Saved entries =>
● ● ● ● ● ● ●

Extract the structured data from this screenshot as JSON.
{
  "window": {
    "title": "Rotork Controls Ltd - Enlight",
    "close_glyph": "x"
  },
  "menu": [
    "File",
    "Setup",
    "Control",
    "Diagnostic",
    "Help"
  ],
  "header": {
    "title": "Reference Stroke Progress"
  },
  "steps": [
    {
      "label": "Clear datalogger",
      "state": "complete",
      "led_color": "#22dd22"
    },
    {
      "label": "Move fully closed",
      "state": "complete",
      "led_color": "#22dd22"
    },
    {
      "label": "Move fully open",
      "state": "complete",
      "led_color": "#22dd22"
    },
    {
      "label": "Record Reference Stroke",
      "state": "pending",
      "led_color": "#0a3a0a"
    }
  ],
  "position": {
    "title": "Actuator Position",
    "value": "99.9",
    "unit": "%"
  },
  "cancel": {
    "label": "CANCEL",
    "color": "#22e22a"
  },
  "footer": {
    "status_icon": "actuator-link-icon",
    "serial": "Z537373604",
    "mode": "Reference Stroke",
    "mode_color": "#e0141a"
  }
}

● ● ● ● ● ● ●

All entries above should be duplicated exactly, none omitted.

Extract the structured data from this screenshot as JSON.
{
  "window": {
    "title": "Rotork Controls Ltd - Enlight",
    "close_glyph": "x"
  },
  "menu": [
    "File",
    "Setup",
    "Control",
    "Diagnostic",
    "Help"
  ],
  "header": {
    "title": "Reference Stroke Progress"
  },
  "steps": [
    {
      "label": "Clear datalogger",
      "state": "complete",
      "led_color": "#22dd22"
    },
    {
      "label": "Move fully closed",
      "state": "complete",
      "led_color": "#22dd22"
    },
    {
      "label": "Move fully open",
      "state": "complete",
      "led_color": "#22dd22"
    },
    {
      "label": "Record Reference Stroke",
      "state": "pending",
      "led_color": "#0a3a0a"
    }
  ],
  "position": {
    "title": "Actuator Position",
    "value": "99.9",
    "unit": "%"
  },
  "cancel": {
    "label": "CANCEL",
    "color": "#22e22a"
  },
  "footer": {
    "status_icon": "actuator-link-icon",
    "serial": "Z537373604",
    "mode": "Reference Stroke",
    "mode_color": "#e0141a"
  }
}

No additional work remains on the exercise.